● **PROBLEM TO SOLVE**
Pull every line containing "lingbugssmProject" from the entries.

● **SUPPLIED MATERIAL**
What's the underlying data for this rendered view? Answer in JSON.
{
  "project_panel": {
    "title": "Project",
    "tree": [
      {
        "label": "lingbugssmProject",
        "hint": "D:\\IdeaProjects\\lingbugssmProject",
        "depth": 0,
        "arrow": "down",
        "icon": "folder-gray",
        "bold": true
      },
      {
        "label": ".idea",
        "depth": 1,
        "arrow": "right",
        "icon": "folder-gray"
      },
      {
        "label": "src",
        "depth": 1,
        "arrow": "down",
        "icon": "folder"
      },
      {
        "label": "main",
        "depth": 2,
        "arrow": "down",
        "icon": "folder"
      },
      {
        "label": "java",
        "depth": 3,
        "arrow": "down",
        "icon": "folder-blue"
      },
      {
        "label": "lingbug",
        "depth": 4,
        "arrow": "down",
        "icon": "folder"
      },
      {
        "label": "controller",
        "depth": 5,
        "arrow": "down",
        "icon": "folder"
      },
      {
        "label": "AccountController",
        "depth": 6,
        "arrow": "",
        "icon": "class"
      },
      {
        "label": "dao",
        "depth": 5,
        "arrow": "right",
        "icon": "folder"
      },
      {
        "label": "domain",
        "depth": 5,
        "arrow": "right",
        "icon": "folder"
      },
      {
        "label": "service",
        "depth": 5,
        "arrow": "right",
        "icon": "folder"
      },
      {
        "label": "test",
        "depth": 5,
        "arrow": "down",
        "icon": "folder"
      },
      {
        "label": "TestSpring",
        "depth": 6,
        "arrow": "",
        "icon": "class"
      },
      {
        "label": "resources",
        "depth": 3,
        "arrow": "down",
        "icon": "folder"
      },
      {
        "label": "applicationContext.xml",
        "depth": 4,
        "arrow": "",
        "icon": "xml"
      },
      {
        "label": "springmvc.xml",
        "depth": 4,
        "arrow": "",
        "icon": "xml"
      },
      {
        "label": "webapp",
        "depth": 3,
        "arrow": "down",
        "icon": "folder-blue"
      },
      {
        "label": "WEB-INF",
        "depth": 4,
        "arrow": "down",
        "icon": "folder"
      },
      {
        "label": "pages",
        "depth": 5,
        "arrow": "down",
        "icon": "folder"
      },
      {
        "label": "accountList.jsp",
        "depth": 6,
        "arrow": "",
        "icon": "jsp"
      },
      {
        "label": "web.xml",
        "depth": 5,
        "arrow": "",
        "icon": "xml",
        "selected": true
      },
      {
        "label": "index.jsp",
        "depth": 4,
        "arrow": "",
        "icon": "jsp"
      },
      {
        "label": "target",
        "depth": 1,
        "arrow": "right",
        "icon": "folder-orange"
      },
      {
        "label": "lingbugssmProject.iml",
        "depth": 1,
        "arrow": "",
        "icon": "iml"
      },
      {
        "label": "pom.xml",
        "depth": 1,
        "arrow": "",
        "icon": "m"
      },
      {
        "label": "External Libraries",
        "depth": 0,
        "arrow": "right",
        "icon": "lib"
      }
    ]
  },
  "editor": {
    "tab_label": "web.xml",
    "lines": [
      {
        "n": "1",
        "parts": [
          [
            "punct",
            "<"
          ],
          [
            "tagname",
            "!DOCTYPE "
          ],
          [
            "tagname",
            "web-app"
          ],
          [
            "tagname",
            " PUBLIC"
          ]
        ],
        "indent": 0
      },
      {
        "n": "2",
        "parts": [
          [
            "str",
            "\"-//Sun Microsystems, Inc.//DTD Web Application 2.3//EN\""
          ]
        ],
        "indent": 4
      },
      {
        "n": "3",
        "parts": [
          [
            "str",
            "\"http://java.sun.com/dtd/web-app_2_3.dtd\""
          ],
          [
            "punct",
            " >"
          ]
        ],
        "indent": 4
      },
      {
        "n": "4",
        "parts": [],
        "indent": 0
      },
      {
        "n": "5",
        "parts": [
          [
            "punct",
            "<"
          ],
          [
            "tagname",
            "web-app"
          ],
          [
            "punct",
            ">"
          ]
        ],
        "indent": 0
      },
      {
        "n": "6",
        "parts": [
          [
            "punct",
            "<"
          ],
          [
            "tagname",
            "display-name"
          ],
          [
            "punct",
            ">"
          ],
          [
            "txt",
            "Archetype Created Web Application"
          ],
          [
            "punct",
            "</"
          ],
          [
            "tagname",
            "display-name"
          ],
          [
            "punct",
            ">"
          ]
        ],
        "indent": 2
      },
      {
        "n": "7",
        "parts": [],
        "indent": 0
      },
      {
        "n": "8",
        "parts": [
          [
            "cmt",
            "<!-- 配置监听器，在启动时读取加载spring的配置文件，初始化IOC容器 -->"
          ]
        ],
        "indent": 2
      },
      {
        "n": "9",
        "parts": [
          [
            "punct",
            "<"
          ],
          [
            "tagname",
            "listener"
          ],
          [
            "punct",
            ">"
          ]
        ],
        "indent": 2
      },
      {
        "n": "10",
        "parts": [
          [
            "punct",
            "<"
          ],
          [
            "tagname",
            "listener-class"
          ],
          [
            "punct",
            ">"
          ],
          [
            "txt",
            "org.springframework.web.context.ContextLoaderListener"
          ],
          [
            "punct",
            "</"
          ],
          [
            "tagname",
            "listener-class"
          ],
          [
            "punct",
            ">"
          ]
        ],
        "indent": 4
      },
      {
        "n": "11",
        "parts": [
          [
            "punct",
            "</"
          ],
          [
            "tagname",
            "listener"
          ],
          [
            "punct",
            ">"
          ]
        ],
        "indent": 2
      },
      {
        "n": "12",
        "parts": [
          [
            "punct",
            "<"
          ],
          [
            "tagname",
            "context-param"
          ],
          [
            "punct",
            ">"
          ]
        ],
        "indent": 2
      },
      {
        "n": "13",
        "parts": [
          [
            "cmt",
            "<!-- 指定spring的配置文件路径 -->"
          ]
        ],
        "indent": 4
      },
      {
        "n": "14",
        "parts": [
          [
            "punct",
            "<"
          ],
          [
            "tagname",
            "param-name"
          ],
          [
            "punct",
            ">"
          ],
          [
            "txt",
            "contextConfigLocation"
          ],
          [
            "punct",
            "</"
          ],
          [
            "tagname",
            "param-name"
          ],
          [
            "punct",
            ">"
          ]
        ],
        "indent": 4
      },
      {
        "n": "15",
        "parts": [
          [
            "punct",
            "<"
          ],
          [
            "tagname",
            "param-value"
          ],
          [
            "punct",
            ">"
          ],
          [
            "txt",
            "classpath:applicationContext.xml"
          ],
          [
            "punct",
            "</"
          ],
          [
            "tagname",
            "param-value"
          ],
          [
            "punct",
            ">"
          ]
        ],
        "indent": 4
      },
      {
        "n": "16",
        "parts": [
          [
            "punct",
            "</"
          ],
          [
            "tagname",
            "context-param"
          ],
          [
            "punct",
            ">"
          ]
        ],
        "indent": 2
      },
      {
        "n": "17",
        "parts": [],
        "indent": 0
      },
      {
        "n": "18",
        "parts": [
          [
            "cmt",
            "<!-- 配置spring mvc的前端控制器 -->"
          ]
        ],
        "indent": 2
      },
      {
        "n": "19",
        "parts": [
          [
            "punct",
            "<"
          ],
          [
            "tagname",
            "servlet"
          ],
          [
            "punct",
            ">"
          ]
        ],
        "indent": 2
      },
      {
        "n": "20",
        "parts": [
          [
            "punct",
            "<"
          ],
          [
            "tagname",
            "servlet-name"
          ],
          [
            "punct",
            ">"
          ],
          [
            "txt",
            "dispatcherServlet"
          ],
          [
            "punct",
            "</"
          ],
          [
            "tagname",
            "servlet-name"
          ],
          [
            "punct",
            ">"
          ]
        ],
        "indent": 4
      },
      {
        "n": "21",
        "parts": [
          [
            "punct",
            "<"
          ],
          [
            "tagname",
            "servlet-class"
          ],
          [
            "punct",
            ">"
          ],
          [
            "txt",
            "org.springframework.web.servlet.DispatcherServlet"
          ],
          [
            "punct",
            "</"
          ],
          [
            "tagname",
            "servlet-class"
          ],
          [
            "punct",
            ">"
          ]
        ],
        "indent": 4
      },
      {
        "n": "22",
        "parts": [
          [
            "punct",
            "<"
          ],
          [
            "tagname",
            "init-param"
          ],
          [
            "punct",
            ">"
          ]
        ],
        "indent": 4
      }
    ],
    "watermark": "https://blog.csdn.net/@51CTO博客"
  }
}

● **WRITTEN ANSWER**
        "label": "lingbugssmProject",
        "hint": "D:\\IdeaProjects\\lingbugssmProject",
        "label": "lingbugssmProject.iml",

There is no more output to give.